If the road to Hell is paved with good intentions, in economic terms the paving is done by zombies. We’ve all heard of the convention regarding Japanification. In desperation trying to avoid a worse fate, many of Japan’s tortured financial institutions were left open and operating so as to not force losses too much at a time. Rather than allow for recovery, these zombie banks locked Japan’s economy into its so-called deflationary mindset from which it has yet to escape almost three decades later.
Zombie banks were not the only undead firms in Japan’s lasting fall. These eventually gave way to a proliferation of zombie firms, largely industrial, who made up the vast majority of that country’s NPL problem lingering well into the 21st century. Firms that creative destruction would have destroyed long ago were purposefully propped up often on official approval simply because central bankers fear 1929 as if that is the only route to long-lasting depression.
Just as the global economy has exhibited the same symptoms as Japan’s did in the nineties, starting with one lost decade for it already, several OECD researchers last year raised the zombie issue in the non-financial context (at least with regard to Europe).
Policies that spur more efficient corporate restructuring can revive productivity growth by targeting three inter-related sources of labour productivity weakness: the survival of “zombie” firms (low productivity firms that would typically exit in a competitive market), capital misallocation and stalling technological diffusion…As the zombie firm problem may partly stem from bank forbearance, complementary reforms to insolvency regimes are essential to ensure that a more aggressive policy to resolve non-performing loans is effective.
In places like Italy where Italian banks are bursting with NPL’s, there is an obvious link between them and Italy’s descent into further upheaval.
But this may not strictly be a European problem, either.

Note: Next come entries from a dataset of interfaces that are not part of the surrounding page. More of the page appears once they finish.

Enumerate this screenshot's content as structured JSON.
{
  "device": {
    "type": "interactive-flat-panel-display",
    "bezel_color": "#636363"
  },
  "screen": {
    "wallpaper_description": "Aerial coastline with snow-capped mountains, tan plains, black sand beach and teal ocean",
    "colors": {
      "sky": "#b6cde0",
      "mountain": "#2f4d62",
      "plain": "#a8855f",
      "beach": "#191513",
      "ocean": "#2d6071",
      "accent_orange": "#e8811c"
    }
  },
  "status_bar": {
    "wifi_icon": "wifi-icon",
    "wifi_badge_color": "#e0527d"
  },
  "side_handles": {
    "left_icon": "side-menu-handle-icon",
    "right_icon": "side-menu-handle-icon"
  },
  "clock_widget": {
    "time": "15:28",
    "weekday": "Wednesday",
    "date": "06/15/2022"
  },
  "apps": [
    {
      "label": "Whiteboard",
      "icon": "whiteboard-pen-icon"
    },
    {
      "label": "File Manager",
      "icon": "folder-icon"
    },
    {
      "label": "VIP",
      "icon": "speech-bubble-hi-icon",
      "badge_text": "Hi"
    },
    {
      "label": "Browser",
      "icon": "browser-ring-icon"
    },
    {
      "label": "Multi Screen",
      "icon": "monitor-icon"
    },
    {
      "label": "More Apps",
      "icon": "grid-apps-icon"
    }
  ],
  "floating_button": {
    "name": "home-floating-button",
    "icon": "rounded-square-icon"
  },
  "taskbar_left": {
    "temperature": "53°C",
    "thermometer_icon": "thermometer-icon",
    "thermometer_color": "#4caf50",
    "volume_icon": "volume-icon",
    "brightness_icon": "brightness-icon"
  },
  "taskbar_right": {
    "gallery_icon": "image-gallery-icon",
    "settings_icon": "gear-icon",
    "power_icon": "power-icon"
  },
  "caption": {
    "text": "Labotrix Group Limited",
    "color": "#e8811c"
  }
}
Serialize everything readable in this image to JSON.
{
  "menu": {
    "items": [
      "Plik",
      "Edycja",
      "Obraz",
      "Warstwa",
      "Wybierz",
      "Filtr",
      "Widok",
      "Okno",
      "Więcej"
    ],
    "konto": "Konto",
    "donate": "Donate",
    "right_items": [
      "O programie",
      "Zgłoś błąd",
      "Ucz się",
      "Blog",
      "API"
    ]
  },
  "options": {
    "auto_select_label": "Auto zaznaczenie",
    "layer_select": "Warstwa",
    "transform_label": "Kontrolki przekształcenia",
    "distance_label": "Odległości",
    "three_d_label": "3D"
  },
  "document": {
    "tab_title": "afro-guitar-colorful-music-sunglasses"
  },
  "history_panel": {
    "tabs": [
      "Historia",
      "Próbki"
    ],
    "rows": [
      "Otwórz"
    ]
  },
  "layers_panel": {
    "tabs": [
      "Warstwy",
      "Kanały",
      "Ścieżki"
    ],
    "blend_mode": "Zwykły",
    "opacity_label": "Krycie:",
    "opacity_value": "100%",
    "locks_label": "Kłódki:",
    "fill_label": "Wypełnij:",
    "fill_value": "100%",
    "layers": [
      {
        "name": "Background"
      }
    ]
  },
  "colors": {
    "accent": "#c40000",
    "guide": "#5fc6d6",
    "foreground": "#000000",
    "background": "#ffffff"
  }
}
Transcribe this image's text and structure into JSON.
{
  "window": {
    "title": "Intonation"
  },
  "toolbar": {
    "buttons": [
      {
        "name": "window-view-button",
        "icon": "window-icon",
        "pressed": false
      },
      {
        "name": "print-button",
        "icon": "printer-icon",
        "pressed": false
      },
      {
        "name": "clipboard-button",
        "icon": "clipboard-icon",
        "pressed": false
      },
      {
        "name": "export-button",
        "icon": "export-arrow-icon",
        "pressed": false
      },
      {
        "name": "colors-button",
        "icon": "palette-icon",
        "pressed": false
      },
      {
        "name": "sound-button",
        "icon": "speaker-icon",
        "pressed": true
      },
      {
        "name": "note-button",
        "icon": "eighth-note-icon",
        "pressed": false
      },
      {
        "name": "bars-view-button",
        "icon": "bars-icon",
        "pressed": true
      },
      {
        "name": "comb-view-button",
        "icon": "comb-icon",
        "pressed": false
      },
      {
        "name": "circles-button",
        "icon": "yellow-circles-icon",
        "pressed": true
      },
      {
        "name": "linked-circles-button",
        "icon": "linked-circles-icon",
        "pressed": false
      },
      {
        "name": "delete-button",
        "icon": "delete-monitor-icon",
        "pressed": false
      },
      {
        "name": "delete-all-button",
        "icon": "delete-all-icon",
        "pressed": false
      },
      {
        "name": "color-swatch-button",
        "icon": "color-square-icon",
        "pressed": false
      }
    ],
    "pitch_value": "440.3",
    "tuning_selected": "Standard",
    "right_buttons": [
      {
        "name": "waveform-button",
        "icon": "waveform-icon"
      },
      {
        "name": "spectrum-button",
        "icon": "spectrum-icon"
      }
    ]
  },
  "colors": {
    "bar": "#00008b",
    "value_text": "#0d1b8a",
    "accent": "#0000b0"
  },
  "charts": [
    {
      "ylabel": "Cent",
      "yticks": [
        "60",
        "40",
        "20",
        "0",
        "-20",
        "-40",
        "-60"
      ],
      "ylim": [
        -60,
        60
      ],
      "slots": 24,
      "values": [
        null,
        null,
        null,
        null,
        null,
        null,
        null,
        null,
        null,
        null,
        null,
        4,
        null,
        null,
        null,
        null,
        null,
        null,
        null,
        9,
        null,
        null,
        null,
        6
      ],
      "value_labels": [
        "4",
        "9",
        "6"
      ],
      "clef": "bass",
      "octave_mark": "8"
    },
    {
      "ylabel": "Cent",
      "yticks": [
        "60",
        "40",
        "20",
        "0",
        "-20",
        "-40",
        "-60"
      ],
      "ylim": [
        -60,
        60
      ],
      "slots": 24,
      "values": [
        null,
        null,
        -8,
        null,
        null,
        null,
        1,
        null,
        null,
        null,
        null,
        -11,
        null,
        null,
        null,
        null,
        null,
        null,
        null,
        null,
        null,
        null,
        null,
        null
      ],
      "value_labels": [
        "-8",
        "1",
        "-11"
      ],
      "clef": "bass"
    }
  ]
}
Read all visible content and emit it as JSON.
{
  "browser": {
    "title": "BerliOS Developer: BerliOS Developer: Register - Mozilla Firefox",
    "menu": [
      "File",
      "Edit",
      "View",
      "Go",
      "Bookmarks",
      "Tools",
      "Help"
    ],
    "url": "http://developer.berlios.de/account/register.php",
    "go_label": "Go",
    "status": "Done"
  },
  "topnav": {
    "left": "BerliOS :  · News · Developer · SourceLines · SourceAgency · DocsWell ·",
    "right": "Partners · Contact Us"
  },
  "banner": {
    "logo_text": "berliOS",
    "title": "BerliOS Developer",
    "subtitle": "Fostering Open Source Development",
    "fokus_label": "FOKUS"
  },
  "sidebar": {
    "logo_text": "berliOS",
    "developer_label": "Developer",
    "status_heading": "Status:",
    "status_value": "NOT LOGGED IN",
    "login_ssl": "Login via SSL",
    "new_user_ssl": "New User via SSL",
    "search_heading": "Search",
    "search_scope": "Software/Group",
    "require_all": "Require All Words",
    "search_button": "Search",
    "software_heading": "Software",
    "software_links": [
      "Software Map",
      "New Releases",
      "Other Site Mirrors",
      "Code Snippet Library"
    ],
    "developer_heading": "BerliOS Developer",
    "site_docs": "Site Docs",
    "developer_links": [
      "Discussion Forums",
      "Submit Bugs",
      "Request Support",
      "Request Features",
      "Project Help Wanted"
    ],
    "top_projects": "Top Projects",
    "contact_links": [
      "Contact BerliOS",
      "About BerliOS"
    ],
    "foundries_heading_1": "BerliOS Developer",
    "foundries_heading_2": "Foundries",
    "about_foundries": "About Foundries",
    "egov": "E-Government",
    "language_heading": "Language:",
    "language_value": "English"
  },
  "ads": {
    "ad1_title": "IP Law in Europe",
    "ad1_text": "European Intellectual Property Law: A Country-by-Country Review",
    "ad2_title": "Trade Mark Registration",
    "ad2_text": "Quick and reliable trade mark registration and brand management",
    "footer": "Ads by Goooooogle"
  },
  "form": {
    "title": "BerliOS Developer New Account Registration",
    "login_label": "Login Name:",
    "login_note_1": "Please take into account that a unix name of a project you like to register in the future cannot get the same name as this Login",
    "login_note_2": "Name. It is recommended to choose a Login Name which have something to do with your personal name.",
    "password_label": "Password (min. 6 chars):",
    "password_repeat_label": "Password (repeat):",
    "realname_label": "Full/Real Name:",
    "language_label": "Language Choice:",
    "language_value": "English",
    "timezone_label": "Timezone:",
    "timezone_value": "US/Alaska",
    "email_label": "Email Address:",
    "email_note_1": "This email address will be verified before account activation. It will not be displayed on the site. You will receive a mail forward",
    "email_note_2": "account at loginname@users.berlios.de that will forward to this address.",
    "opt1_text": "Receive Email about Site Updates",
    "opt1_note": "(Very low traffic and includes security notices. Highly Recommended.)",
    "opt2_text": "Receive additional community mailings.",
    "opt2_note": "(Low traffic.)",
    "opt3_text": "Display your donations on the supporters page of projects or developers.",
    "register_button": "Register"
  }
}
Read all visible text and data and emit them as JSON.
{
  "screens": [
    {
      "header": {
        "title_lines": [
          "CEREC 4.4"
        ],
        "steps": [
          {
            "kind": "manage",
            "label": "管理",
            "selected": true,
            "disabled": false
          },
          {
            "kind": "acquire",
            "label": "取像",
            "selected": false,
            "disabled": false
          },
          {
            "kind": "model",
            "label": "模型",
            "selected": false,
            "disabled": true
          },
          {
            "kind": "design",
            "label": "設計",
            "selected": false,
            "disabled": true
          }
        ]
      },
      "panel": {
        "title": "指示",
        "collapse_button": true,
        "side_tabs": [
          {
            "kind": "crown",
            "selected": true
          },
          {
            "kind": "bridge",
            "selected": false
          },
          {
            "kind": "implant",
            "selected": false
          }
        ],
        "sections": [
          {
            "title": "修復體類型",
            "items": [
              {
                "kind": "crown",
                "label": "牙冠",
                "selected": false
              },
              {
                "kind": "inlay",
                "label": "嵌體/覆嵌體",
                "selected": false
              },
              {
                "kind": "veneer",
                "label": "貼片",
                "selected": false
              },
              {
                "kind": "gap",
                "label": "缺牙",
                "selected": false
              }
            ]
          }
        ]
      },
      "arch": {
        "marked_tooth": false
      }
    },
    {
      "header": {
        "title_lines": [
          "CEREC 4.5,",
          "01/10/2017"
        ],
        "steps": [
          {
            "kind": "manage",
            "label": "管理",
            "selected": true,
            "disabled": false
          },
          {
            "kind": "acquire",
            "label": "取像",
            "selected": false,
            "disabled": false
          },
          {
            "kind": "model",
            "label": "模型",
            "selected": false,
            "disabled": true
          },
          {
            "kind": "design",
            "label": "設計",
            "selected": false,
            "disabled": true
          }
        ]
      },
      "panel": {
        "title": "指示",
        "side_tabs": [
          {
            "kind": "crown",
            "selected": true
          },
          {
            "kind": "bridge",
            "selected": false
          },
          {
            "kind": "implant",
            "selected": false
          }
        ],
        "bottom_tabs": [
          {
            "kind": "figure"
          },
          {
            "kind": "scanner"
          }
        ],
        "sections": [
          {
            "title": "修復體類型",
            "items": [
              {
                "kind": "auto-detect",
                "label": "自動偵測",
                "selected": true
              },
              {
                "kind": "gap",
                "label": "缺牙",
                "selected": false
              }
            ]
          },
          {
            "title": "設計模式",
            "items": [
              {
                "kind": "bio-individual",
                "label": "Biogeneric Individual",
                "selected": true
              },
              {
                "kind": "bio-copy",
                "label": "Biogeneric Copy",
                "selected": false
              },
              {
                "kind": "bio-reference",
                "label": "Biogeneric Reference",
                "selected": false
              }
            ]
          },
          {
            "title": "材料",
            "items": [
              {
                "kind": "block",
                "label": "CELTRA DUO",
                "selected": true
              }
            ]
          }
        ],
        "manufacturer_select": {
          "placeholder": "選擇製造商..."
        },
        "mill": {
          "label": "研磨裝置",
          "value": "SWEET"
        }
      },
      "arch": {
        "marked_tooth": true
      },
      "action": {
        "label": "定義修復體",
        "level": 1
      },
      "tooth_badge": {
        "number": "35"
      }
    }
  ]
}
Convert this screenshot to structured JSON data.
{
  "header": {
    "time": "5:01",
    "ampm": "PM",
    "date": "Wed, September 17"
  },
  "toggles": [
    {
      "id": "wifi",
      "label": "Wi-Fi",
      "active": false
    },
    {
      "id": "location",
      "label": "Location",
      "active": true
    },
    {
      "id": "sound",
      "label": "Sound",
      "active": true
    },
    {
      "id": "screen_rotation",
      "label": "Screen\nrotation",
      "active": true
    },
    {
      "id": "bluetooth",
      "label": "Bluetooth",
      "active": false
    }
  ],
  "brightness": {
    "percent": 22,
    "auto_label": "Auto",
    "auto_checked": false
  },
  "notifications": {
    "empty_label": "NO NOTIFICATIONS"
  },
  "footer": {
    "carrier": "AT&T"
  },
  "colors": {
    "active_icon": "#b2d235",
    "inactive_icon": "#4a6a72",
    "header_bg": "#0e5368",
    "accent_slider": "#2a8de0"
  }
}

Could it be that it hasn’t been just banks willing to yield forbearance?
You can understand the reluctance to force liquidation on an NPL from the perspective of a troubled bank; the company goes away and the bank immediately books the loss. If the zombie firm remains open even if economically unproductive, creative mathematics on the bank’s balance sheet can maintain a partial illusion indefinitely (as we’ve seen from Japan’s experience) with quasi-official approval. If that NPL can just hang on a little bit more, economic recovery is surely coming and it will fix everything.
It’s an understandable if still lamentable self-delusion. I don’t believe it has been limited to just the financial sector nor constrained by geography.
What I mean by that is specifically US corporate junk (and a lot of other global junk brought on in the 2000’s by the eurodollar’s advance). Junk debt was pummeled to a crisis degree starting in late 2014. For almost two years, the selloff was steep and relentless. Some of that related to oil prices, since a good deal of especially leveraged loan volume derived from US shale, but the whole space went from the place to be to the place to kill your portfolio.
Despite the degree of price pain, however, there really wasn’t many defaults. Overall, it amounted more to a credit crunch, difficulties for a time where junk credits couldn’t issue new debt. In times past, a credit crunch was the precondition for the wave of defaults. In 2014-16, there was surely fear of them that never materialized.
Rather than breathe a full sigh of relief, the junk market rebounded but quite clearly remains still on edge now more than two years after that prior bottom. Why?
I think the answer is zombies. Default risk didn’t really diminish even if the “rising dollar’s” negative influence on liquidity and economy oeventually did. The weakest junk credits were given a temporary reprieve, but the hangman of liquidation and bankruptcy still looms. Many firms, it may be, were given the same kind of forbearance that Japanese zombie banks once provided Japanese zombie industrials (or European banks routinely deliver to European zombies) – only this time it was the junk market.
The idea appears to be generally the same – give the zombies in junk enough time to survive until economic recovery. Rather than book any big losses in 2015 and 2016, if they could hang on until 2017 then the big economic boom being predicted would pay off especially for where junk prices had been at the lows. No need to force (particularly in leveraged loans) any bankruptcy hits because in recovery everything would be fixed.
But that was supposed to be 2017; it didn’t happen. Fundamentally, zombie junk remains as it was two years ago simply because the economy does, too. The bankruptcy wave never materialized back then but ostensibly there are still really only two outcomes; either recovery, or credit/default risk.
As we move further into 2018 without the economic acceleration and boom (hysteria aside, the inflation scenario never got very far in junk markets), and with liquidity risk rising again, it can’t be surprising that junk markets struggle.
This is a problem for more than the US corporate bond sector. Risk behavior tends to be clumpy in that respect, particularly if there is a high degree of money irregularity behind it.